**Items from a dataset**

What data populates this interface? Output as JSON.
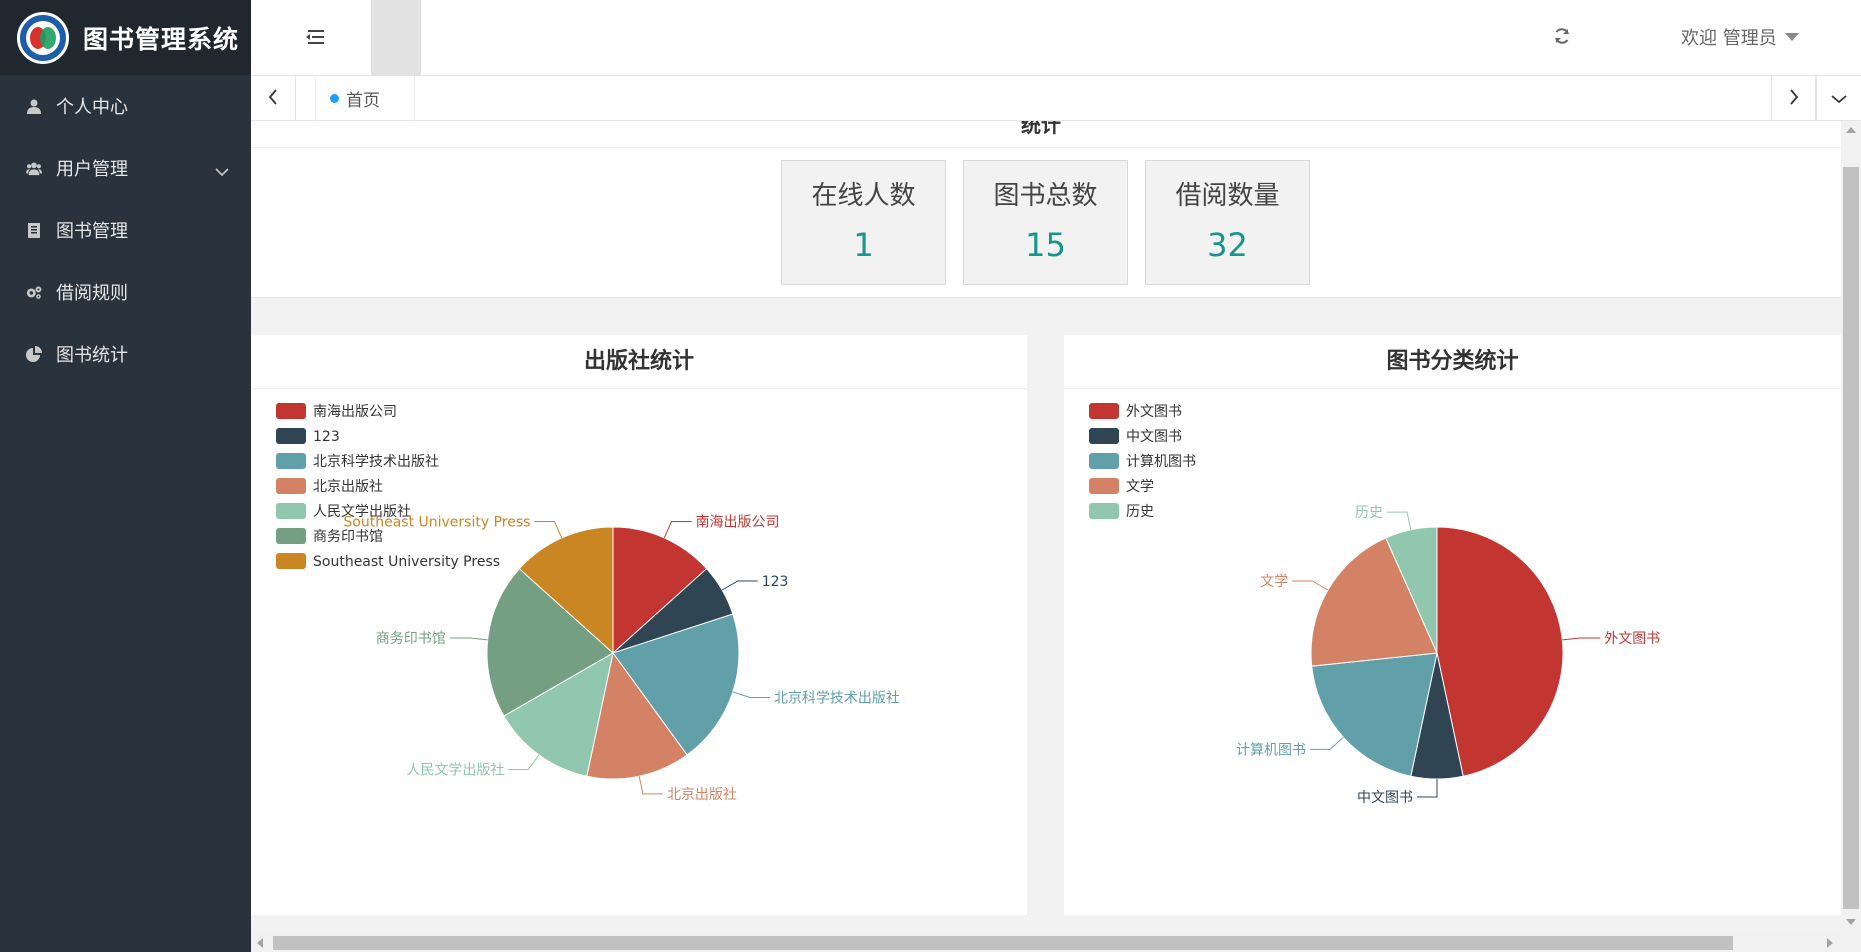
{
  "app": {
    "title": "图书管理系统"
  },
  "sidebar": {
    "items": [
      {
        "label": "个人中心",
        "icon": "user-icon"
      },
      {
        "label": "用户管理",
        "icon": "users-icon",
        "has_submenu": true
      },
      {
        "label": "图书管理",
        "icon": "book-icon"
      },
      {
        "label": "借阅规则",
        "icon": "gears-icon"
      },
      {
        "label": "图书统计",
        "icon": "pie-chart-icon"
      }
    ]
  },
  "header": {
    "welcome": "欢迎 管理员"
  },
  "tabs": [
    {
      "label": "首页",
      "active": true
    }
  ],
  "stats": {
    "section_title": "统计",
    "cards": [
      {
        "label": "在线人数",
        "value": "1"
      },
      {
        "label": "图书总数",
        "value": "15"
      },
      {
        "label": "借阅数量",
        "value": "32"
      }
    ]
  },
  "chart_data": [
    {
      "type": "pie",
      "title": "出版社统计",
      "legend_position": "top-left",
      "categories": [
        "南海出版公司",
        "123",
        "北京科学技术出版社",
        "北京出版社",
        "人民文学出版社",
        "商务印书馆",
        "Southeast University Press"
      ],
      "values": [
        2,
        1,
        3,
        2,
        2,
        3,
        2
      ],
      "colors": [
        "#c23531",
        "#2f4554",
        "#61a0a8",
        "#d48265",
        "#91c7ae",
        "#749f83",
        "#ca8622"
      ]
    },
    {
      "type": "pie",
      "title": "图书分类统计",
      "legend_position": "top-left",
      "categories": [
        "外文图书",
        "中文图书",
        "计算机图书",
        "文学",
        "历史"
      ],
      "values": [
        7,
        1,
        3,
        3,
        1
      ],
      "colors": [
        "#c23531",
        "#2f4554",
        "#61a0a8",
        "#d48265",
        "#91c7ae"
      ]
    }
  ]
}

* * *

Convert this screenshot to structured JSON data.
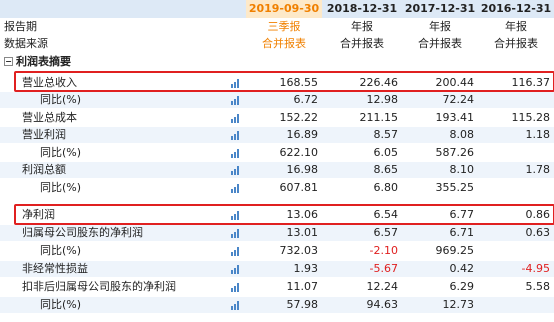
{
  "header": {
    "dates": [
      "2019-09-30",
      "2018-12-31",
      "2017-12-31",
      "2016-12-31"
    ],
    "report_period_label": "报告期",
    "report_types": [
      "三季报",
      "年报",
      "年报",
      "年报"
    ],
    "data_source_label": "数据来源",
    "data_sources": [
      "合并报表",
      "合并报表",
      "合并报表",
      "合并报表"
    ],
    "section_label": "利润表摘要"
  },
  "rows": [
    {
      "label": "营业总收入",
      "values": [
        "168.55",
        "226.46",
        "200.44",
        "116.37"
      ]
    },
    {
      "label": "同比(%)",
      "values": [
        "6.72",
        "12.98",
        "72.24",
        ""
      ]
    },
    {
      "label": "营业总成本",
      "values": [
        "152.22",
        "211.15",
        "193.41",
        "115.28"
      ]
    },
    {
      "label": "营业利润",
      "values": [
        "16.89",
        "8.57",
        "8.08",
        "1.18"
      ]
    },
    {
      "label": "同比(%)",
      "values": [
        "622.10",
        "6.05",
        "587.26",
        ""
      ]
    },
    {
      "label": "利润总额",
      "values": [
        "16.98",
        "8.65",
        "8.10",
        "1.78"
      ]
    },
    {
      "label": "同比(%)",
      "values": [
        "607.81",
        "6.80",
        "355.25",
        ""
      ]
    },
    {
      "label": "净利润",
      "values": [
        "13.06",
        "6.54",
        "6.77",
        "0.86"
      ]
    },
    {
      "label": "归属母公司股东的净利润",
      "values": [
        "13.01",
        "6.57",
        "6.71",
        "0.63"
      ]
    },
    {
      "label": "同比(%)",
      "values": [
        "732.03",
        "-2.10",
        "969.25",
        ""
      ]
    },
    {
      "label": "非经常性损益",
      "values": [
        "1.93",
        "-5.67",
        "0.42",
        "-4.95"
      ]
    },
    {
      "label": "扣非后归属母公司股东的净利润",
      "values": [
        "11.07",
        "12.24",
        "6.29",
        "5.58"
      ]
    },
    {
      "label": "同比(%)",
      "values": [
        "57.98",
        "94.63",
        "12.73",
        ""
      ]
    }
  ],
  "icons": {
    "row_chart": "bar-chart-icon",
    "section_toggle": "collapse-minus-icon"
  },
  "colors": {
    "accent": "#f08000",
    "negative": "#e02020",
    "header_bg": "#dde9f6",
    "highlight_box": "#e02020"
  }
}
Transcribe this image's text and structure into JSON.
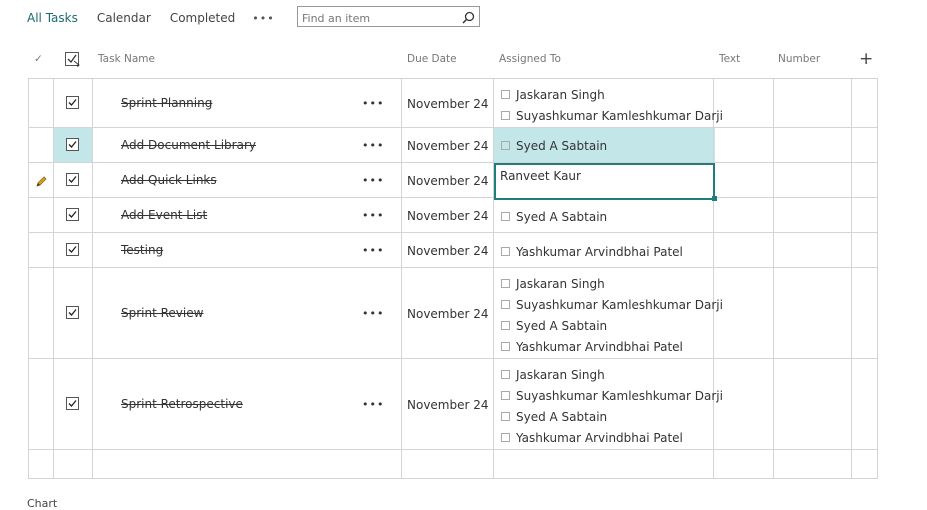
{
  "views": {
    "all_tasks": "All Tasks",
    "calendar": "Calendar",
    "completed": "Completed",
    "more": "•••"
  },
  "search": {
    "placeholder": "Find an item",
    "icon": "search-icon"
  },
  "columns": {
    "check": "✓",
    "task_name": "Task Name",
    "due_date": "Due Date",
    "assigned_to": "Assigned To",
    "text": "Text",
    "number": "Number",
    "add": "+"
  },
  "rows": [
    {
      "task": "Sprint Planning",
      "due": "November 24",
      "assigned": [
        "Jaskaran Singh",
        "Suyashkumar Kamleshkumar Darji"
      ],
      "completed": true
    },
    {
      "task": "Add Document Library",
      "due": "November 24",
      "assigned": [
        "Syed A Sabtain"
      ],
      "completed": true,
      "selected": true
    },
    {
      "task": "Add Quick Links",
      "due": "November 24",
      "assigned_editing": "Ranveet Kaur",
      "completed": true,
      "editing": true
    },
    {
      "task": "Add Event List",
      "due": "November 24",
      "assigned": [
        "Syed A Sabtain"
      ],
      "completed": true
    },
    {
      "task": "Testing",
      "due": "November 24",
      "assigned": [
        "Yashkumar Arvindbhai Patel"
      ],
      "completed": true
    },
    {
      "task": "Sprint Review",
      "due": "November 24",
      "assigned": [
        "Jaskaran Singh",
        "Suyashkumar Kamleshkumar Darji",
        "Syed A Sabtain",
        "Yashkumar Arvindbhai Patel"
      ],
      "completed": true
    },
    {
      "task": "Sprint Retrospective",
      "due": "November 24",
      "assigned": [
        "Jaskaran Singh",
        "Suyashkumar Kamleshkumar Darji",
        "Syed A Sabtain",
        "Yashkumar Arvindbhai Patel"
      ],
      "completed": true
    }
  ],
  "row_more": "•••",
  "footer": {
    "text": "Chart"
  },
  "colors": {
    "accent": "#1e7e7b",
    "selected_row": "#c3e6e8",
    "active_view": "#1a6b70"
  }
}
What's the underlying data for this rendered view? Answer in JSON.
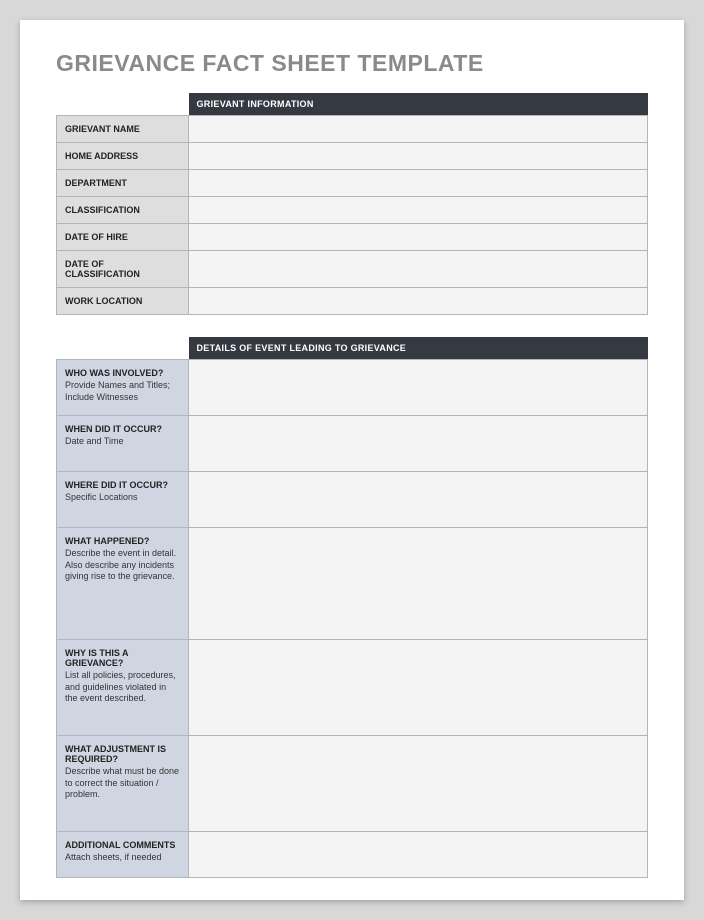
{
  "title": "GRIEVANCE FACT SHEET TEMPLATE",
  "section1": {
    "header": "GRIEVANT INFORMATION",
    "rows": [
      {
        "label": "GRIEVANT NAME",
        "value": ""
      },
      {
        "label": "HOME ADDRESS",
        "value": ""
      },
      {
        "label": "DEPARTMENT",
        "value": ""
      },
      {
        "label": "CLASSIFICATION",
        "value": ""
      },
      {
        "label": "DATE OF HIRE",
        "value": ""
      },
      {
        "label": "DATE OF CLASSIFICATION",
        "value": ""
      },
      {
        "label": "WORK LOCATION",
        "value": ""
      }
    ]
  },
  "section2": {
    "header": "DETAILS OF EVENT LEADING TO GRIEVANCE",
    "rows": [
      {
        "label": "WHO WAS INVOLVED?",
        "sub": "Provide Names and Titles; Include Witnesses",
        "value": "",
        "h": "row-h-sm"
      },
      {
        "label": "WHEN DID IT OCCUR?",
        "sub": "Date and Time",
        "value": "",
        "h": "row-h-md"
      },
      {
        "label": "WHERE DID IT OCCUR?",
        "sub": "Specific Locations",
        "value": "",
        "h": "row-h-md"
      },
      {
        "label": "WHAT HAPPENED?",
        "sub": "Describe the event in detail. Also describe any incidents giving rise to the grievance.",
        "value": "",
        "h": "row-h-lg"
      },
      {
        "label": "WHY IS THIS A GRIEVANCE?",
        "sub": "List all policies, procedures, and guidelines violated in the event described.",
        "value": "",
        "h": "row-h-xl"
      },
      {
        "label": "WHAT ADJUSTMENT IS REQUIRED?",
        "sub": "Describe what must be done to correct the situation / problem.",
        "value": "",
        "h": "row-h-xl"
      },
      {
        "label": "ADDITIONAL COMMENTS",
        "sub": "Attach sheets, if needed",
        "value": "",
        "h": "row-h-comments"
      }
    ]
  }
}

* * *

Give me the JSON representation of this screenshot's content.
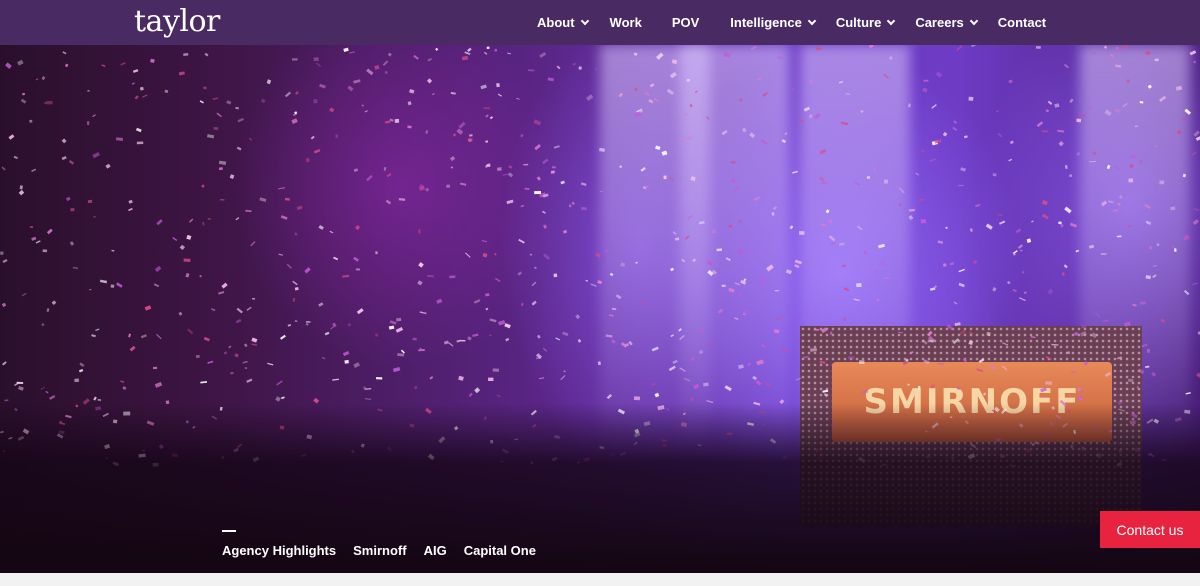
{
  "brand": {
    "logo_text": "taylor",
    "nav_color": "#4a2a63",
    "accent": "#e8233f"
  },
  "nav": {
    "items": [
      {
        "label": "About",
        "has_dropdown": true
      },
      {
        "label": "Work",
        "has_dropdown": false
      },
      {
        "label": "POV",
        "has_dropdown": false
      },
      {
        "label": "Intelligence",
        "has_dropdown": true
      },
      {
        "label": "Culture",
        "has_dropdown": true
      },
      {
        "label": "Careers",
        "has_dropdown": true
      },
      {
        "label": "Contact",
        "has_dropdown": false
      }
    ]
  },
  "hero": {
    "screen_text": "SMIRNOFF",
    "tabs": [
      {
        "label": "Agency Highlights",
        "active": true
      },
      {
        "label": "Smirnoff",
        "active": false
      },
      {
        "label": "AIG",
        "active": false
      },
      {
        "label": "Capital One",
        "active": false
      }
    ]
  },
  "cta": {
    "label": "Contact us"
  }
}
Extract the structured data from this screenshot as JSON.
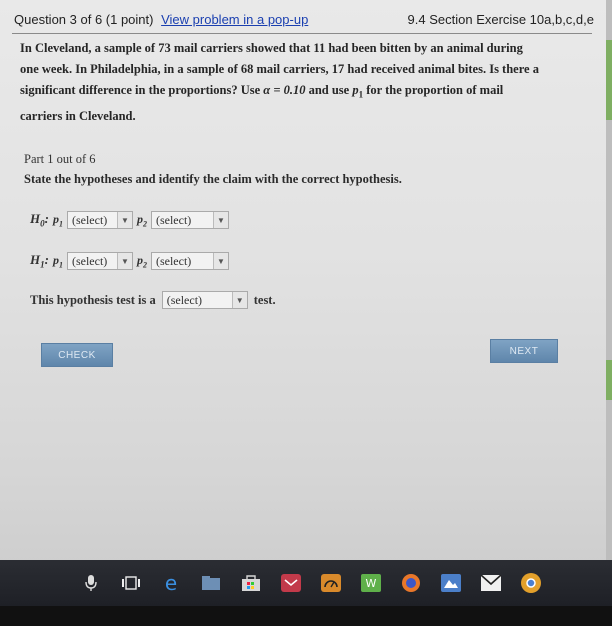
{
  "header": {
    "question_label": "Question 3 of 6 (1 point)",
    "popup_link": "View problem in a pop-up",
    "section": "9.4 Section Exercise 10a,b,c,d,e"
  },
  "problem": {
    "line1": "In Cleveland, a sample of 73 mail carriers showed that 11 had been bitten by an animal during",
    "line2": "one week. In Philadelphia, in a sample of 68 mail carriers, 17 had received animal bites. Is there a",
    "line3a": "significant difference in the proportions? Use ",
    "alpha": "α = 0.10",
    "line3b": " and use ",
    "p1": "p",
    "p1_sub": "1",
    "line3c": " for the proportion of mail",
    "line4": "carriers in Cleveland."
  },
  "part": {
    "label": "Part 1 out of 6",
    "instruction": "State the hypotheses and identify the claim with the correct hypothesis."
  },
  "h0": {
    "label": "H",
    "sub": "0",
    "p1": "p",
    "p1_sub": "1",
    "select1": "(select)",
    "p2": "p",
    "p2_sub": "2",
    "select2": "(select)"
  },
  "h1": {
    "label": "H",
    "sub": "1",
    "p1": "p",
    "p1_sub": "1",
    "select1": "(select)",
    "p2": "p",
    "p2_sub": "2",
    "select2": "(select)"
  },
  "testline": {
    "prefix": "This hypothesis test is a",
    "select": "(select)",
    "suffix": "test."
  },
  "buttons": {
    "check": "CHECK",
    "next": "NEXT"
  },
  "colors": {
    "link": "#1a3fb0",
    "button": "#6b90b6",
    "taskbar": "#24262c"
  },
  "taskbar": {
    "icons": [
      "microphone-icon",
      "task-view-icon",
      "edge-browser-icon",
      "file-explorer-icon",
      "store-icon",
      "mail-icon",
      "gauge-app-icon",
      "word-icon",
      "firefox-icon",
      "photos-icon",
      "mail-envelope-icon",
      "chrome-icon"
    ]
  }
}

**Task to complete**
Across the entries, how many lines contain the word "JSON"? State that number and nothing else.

**Response**
6